▸ Aim of the task
Make an exact reproduction of all the data.
----- Data for processing
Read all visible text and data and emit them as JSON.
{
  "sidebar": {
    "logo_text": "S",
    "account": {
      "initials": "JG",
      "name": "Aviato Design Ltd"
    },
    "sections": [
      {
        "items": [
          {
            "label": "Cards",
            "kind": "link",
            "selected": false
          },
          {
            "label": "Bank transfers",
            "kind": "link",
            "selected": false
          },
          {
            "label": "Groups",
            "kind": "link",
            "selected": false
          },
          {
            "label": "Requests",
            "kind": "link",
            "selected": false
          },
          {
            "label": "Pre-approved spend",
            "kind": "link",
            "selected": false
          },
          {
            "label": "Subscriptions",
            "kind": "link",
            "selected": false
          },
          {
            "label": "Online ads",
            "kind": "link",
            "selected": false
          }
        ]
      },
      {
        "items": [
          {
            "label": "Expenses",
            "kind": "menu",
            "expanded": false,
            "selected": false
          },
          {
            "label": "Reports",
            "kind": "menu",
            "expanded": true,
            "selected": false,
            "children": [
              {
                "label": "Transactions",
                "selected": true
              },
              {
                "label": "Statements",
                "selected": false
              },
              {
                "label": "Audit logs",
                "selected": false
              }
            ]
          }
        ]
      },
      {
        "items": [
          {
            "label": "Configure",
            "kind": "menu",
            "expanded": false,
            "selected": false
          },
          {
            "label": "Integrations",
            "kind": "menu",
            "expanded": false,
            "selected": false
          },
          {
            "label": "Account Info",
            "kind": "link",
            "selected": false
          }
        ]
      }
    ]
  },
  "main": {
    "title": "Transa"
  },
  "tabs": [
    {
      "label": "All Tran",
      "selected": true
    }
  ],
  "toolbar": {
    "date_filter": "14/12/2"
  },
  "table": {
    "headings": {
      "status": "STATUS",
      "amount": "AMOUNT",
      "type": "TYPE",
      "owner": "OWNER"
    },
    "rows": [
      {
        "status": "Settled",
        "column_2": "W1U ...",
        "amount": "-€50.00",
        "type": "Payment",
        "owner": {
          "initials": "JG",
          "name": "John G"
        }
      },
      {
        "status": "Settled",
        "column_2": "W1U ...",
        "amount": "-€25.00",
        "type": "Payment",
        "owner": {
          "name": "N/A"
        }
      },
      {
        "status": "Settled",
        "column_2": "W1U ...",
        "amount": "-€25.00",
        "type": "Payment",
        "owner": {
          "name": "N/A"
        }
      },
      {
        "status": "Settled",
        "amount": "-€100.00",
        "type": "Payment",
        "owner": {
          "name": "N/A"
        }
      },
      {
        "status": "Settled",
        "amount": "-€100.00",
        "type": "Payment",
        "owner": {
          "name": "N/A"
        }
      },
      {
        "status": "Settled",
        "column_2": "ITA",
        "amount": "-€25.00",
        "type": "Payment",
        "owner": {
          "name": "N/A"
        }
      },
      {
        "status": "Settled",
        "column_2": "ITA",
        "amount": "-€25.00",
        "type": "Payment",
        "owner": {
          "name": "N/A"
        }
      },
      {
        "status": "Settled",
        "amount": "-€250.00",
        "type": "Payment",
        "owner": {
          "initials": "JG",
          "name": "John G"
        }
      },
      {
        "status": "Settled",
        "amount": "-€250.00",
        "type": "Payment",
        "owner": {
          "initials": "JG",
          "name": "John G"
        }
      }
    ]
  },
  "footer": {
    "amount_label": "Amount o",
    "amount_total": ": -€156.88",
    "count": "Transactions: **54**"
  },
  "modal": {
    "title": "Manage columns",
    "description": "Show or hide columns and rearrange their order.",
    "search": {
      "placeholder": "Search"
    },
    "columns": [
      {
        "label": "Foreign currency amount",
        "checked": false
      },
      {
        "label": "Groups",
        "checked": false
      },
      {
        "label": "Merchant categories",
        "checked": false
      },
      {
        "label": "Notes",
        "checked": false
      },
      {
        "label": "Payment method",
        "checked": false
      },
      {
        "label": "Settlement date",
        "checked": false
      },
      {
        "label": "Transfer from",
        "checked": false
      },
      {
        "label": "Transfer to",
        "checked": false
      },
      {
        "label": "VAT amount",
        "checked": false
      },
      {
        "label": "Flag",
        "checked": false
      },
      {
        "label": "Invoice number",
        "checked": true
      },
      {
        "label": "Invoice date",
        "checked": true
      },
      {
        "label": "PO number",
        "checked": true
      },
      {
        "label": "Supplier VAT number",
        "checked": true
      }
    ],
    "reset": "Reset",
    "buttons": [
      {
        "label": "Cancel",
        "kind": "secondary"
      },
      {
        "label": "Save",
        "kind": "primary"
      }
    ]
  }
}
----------
▸ Answer section
Read all visible text and data and emit them as JSON.
{
  "sidebar": {
    "logo_text": "S",
    "account": {
      "initials": "JG",
      "name": "Aviato Design Ltd"
    },
    "sections": [
      {
        "items": [
          {
            "label": "Cards",
            "kind": "link",
            "selected": false
          },
          {
            "label": "Bank transfers",
            "kind": "link",
            "selected": false
          },
          {
            "label": "Groups",
            "kind": "link",
            "selected": false
          },
          {
            "label": "Requests",
            "kind": "link",
            "selected": false
          },
          {
            "label": "Pre-approved spend",
            "kind": "link",
            "selected": false
          },
          {
            "label": "Subscriptions",
            "kind": "link",
            "selected": false
          },
          {
            "label": "Online ads",
            "kind": "link",
            "selected": false
          }
        ]
      },
      {
        "items": [
          {
            "label": "Expenses",
            "kind": "menu",
            "expanded": false,
            "selected": false
          },
          {
            "label": "Reports",
            "kind": "menu",
            "expanded": true,
            "selected": false,
            "children": [
              {
                "label": "Transactions",
                "selected": true
              },
              {
                "label": "Statements",
                "selected": false
              },
              {
                "label": "Audit logs",
                "selected": false
              }
            ]
          }
        ]
      },
      {
        "items": [
          {
            "label": "Configure",
            "kind": "menu",
            "expanded": false,
            "selected": false
          },
          {
            "label": "Integrations",
            "kind": "menu",
            "expanded": false,
            "selected": false
          },
          {
            "label": "Account Info",
            "kind": "link",
            "selected": false
          }
        ]
      }
    ]
  },
  "main": {
    "title": "Transa"
  },
  "tabs": [
    {
      "label": "All Tran",
      "selected": true
    }
  ],
  "toolbar": {
    "date_filter": "14/12/2"
  },
  "table": {
    "headings": {
      "status": "STATUS",
      "amount": "AMOUNT",
      "type": "TYPE",
      "owner": "OWNER"
    },
    "rows": [
      {
        "status": "Settled",
        "column_2": "W1U ...",
        "amount": "-€50.00",
        "type": "Payment",
        "owner": {
          "initials": "JG",
          "name": "John G"
        }
      },
      {
        "status": "Settled",
        "column_2": "W1U ...",
        "amount": "-€25.00",
        "type": "Payment",
        "owner": {
          "name": "N/A"
        }
      },
      {
        "status": "Settled",
        "column_2": "W1U ...",
        "amount": "-€25.00",
        "type": "Payment",
        "owner": {
          "name": "N/A"
        }
      },
      {
        "status": "Settled",
        "amount": "-€100.00",
        "type": "Payment",
        "owner": {
          "name": "N/A"
        }
      },
      {
        "status": "Settled",
        "amount": "-€100.00",
        "type": "Payment",
        "owner": {
          "name": "N/A"
        }
      },
      {
        "status": "Settled",
        "column_2": "ITA",
        "amount": "-€25.00",
        "type": "Payment",
        "owner": {
          "name": "N/A"
        }
      },
      {
        "status": "Settled",
        "column_2": "ITA",
        "amount": "-€25.00",
        "type": "Payment",
        "owner": {
          "name": "N/A"
        }
      },
      {
        "status": "Settled",
        "amount": "-€250.00",
        "type": "Payment",
        "owner": {
          "initials": "JG",
          "name": "John G"
        }
      },
      {
        "status": "Settled",
        "amount": "-€250.00",
        "type": "Payment",
        "owner": {
          "initials": "JG",
          "name": "John G"
        }
      }
    ]
  },
  "footer": {
    "amount_label": "Amount o",
    "amount_total": ": -€156.88",
    "count": "Transactions: **54**"
  },
  "modal": {
    "title": "Manage columns",
    "description": "Show or hide columns and rearrange their order.",
    "search": {
      "placeholder": "Search"
    },
    "columns": [
      {
        "label": "Foreign currency amount",
        "checked": false
      },
      {
        "label": "Groups",
        "checked": false
      },
      {
        "label": "Merchant categories",
        "checked": false
      },
      {
        "label": "Notes",
        "checked": false
      },
      {
        "label": "Payment method",
        "checked": false
      },
      {
        "label": "Settlement date",
        "checked": false
      },
      {
        "label": "Transfer from",
        "checked": false
      },
      {
        "label": "Transfer to",
        "checked": false
      },
      {
        "label": "VAT amount",
        "checked": false
      },
      {
        "label": "Flag",
        "checked": false
      },
      {
        "label": "Invoice number",
        "checked": true
      },
      {
        "label": "Invoice date",
        "checked": true
      },
      {
        "label": "PO number",
        "checked": true
      },
      {
        "label": "Supplier VAT number",
        "checked": true
      }
    ],
    "reset": "Reset",
    "buttons": [
      {
        "label": "Cancel",
        "kind": "secondary"
      },
      {
        "label": "Save",
        "kind": "primary"
      }
    ]
  }
}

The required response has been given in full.